Website and app data records
◆ ◆ ◆
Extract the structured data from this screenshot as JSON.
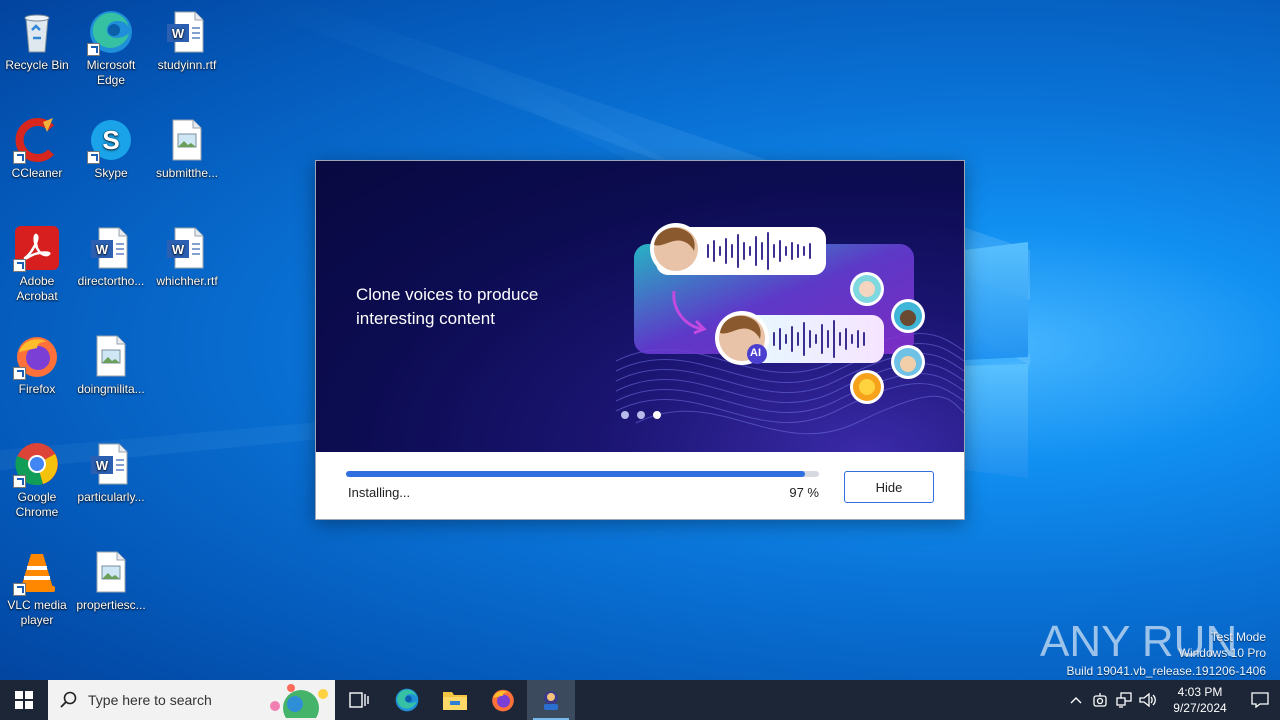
{
  "desktop": {
    "icons": [
      {
        "label": "Recycle Bin"
      },
      {
        "label": "Microsoft Edge"
      },
      {
        "label": "studyinn.rtf"
      },
      {
        "label": "CCleaner"
      },
      {
        "label": "Skype"
      },
      {
        "label": "submitthe..."
      },
      {
        "label": "Adobe Acrobat"
      },
      {
        "label": "directortho..."
      },
      {
        "label": "whichher.rtf"
      },
      {
        "label": "Firefox"
      },
      {
        "label": "doingmilita..."
      },
      {
        "label": "Google Chrome"
      },
      {
        "label": "particularly..."
      },
      {
        "label": "VLC media player"
      },
      {
        "label": "propertiesc..."
      }
    ]
  },
  "installer": {
    "headline": "Clone voices to produce interesting content",
    "ai_badge": "AI",
    "slides_total": 3,
    "slide_active": 3,
    "status": "Installing...",
    "progress_percent": 97,
    "percent_label": "97 %",
    "hide_button": "Hide"
  },
  "watermark": {
    "logo": "ANY RUN",
    "line1": "Test Mode",
    "line2": "Windows 10 Pro",
    "line3": "Build 19041.vb_release.191206-1406"
  },
  "taskbar": {
    "search_placeholder": "Type here to search",
    "apps": [
      "task-view",
      "edge",
      "file-explorer",
      "firefox",
      "installer"
    ],
    "clock_time": "4:03 PM",
    "clock_date": "9/27/2024"
  },
  "colors": {
    "accent": "#2f6fe0",
    "taskbar": "#1c2636",
    "banner_bg": "#0c0c52"
  }
}
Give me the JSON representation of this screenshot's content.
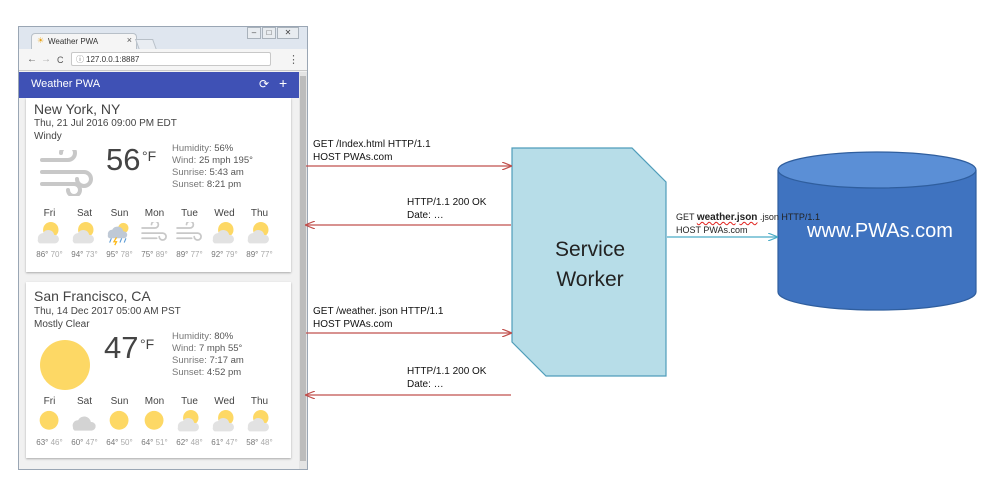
{
  "browser": {
    "tab_title": "Weather PWA",
    "tab_close": "×",
    "url": "127.0.0.1:8887",
    "window_controls": [
      "–",
      "□",
      "✕"
    ],
    "nav": {
      "back": "←",
      "forward": "→",
      "reload": "C"
    },
    "menu_icon": "⋮"
  },
  "app": {
    "title": "Weather PWA",
    "refresh_icon": "⟳",
    "add_icon": "+",
    "header_color": "#3f51b5"
  },
  "cards": [
    {
      "city": "New York, NY",
      "date": "Thu, 21 Jul 2016 09:00 PM EDT",
      "description": "Windy",
      "icon": "wind-icon",
      "temp": "56",
      "unit": "°F",
      "humidity_label": "Humidity:",
      "humidity": "56%",
      "wind_label": "Wind:",
      "wind": "25 mph 195°",
      "sunrise_label": "Sunrise:",
      "sunrise": "5:43 am",
      "sunset_label": "Sunset:",
      "sunset": "8:21 pm",
      "forecast": [
        {
          "day": "Fri",
          "icon": "partly-cloudy-icon",
          "hi": "86°",
          "lo": "70°"
        },
        {
          "day": "Sat",
          "icon": "partly-cloudy-icon",
          "hi": "94°",
          "lo": "73°"
        },
        {
          "day": "Sun",
          "icon": "thunderstorm-icon",
          "hi": "95°",
          "lo": "78°"
        },
        {
          "day": "Mon",
          "icon": "wind-icon",
          "hi": "75°",
          "lo": "89°"
        },
        {
          "day": "Tue",
          "icon": "wind-icon",
          "hi": "89°",
          "lo": "77°"
        },
        {
          "day": "Wed",
          "icon": "partly-cloudy-icon",
          "hi": "92°",
          "lo": "79°"
        },
        {
          "day": "Thu",
          "icon": "partly-cloudy-icon",
          "hi": "89°",
          "lo": "77°"
        }
      ]
    },
    {
      "city": "San Francisco, CA",
      "date": "Thu, 14 Dec 2017 05:00 AM PST",
      "description": "Mostly Clear",
      "icon": "sun-icon",
      "temp": "47",
      "unit": "°F",
      "humidity_label": "Humidity:",
      "humidity": "80%",
      "wind_label": "Wind:",
      "wind": "7 mph 55°",
      "sunrise_label": "Sunrise:",
      "sunrise": "7:17 am",
      "sunset_label": "Sunset:",
      "sunset": "4:52 pm",
      "forecast": [
        {
          "day": "Fri",
          "icon": "sun-icon",
          "hi": "63°",
          "lo": "46°"
        },
        {
          "day": "Sat",
          "icon": "cloud-icon",
          "hi": "60°",
          "lo": "47°"
        },
        {
          "day": "Sun",
          "icon": "sun-icon",
          "hi": "64°",
          "lo": "50°"
        },
        {
          "day": "Mon",
          "icon": "sun-icon",
          "hi": "64°",
          "lo": "51°"
        },
        {
          "day": "Tue",
          "icon": "partly-cloudy-icon",
          "hi": "62°",
          "lo": "48°"
        },
        {
          "day": "Wed",
          "icon": "partly-cloudy-icon",
          "hi": "61°",
          "lo": "47°"
        },
        {
          "day": "Thu",
          "icon": "partly-cloudy-icon",
          "hi": "58°",
          "lo": "48°"
        }
      ]
    }
  ],
  "diagram": {
    "service_worker": {
      "line1": "Service",
      "line2": "Worker",
      "fill": "#b7dde8"
    },
    "server": {
      "label": "www.PWAs.com",
      "fill": "#3f73c0"
    },
    "arrow_color": "#c0504d",
    "arrow_color_server": "#4bacc6",
    "request1": {
      "line1": "GET /Index.html HTTP/1.1",
      "line2": "HOST PWAs.com"
    },
    "response1": {
      "line1": "HTTP/1.1 200 OK",
      "line2": "Date: …"
    },
    "request2": {
      "line1": "GET /weather. json HTTP/1.1",
      "line2": "HOST PWAs.com"
    },
    "response2": {
      "line1": "HTTP/1.1 200 OK",
      "line2": "Date: …"
    },
    "request3": {
      "prefix": "GET ",
      "highlight": "weather.json",
      "rest": " .json HTTP/1.1",
      "line2": "HOST PWAs.com"
    }
  }
}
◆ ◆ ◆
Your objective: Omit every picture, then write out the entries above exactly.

Reply:
Extract the structured data from this screenshot as JSON.
{
  "desktop": {
    "icons": [
      {
        "label": "Recycle Bin"
      },
      {
        "label": "Microsoft Edge"
      },
      {
        "label": "studyinn.rtf"
      },
      {
        "label": "CCleaner"
      },
      {
        "label": "Skype"
      },
      {
        "label": "submitthe..."
      },
      {
        "label": "Adobe Acrobat"
      },
      {
        "label": "directortho..."
      },
      {
        "label": "whichher.rtf"
      },
      {
        "label": "Firefox"
      },
      {
        "label": "doingmilita..."
      },
      {
        "label": "Google Chrome"
      },
      {
        "label": "particularly..."
      },
      {
        "label": "VLC media player"
      },
      {
        "label": "propertiesc..."
      }
    ]
  },
  "installer": {
    "headline": "Clone voices to produce interesting content",
    "ai_badge": "AI",
    "slides_total": 3,
    "slide_active": 3,
    "status": "Installing...",
    "progress_percent": 97,
    "percent_label": "97 %",
    "hide_button": "Hide"
  },
  "watermark": {
    "logo": "ANY RUN",
    "line1": "Test Mode",
    "line2": "Windows 10 Pro",
    "line3": "Build 19041.vb_release.191206-1406"
  },
  "taskbar": {
    "search_placeholder": "Type here to search",
    "apps": [
      "task-view",
      "edge",
      "file-explorer",
      "firefox",
      "installer"
    ],
    "clock_time": "4:03 PM",
    "clock_date": "9/27/2024"
  },
  "colors": {
    "accent": "#2f6fe0",
    "taskbar": "#1c2636",
    "banner_bg": "#0c0c52"
  }
}
Give me the JSON representation of this screenshot's content.
{
  "browser": {
    "tab_title": "Weather PWA",
    "tab_close": "×",
    "url": "127.0.0.1:8887",
    "window_controls": [
      "–",
      "□",
      "✕"
    ],
    "nav": {
      "back": "←",
      "forward": "→",
      "reload": "C"
    },
    "menu_icon": "⋮"
  },
  "app": {
    "title": "Weather PWA",
    "refresh_icon": "⟳",
    "add_icon": "+",
    "header_color": "#3f51b5"
  },
  "cards": [
    {
      "city": "New York, NY",
      "date": "Thu, 21 Jul 2016 09:00 PM EDT",
      "description": "Windy",
      "icon": "wind-icon",
      "temp": "56",
      "unit": "°F",
      "humidity_label": "Humidity:",
      "humidity": "56%",
      "wind_label": "Wind:",
      "wind": "25 mph 195°",
      "sunrise_label": "Sunrise:",
      "sunrise": "5:43 am",
      "sunset_label": "Sunset:",
      "sunset": "8:21 pm",
      "forecast": [
        {
          "day": "Fri",
          "icon": "partly-cloudy-icon",
          "hi": "86°",
          "lo": "70°"
        },
        {
          "day": "Sat",
          "icon": "partly-cloudy-icon",
          "hi": "94°",
          "lo": "73°"
        },
        {
          "day": "Sun",
          "icon": "thunderstorm-icon",
          "hi": "95°",
          "lo": "78°"
        },
        {
          "day": "Mon",
          "icon": "wind-icon",
          "hi": "75°",
          "lo": "89°"
        },
        {
          "day": "Tue",
          "icon": "wind-icon",
          "hi": "89°",
          "lo": "77°"
        },
        {
          "day": "Wed",
          "icon": "partly-cloudy-icon",
          "hi": "92°",
          "lo": "79°"
        },
        {
          "day": "Thu",
          "icon": "partly-cloudy-icon",
          "hi": "89°",
          "lo": "77°"
        }
      ]
    },
    {
      "city": "San Francisco, CA",
      "date": "Thu, 14 Dec 2017 05:00 AM PST",
      "description": "Mostly Clear",
      "icon": "sun-icon",
      "temp": "47",
      "unit": "°F",
      "humidity_label": "Humidity:",
      "humidity": "80%",
      "wind_label": "Wind:",
      "wind": "7 mph 55°",
      "sunrise_label": "Sunrise:",
      "sunrise": "7:17 am",
      "sunset_label": "Sunset:",
      "sunset": "4:52 pm",
      "forecast": [
        {
          "day": "Fri",
          "icon": "sun-icon",
          "hi": "63°",
          "lo": "46°"
        },
        {
          "day": "Sat",
          "icon": "cloud-icon",
          "hi": "60°",
          "lo": "47°"
        },
        {
          "day": "Sun",
          "icon": "sun-icon",
          "hi": "64°",
          "lo": "50°"
        },
        {
          "day": "Mon",
          "icon": "sun-icon",
          "hi": "64°",
          "lo": "51°"
        },
        {
          "day": "Tue",
          "icon": "partly-cloudy-icon",
          "hi": "62°",
          "lo": "48°"
        },
        {
          "day": "Wed",
          "icon": "partly-cloudy-icon",
          "hi": "61°",
          "lo": "47°"
        },
        {
          "day": "Thu",
          "icon": "partly-cloudy-icon",
          "hi": "58°",
          "lo": "48°"
        }
      ]
    }
  ],
  "diagram": {
    "service_worker": {
      "line1": "Service",
      "line2": "Worker",
      "fill": "#b7dde8"
    },
    "server": {
      "label": "www.PWAs.com",
      "fill": "#3f73c0"
    },
    "arrow_color": "#c0504d",
    "arrow_color_server": "#4bacc6",
    "request1": {
      "line1": "GET /Index.html HTTP/1.1",
      "line2": "HOST PWAs.com"
    },
    "response1": {
      "line1": "HTTP/1.1 200 OK",
      "line2": "Date: …"
    },
    "request2": {
      "line1": "GET /weather. json HTTP/1.1",
      "line2": "HOST PWAs.com"
    },
    "response2": {
      "line1": "HTTP/1.1 200 OK",
      "line2": "Date: …"
    },
    "request3": {
      "prefix": "GET ",
      "highlight": "weather.json",
      "rest": " .json HTTP/1.1",
      "line2": "HOST PWAs.com"
    }
  }
}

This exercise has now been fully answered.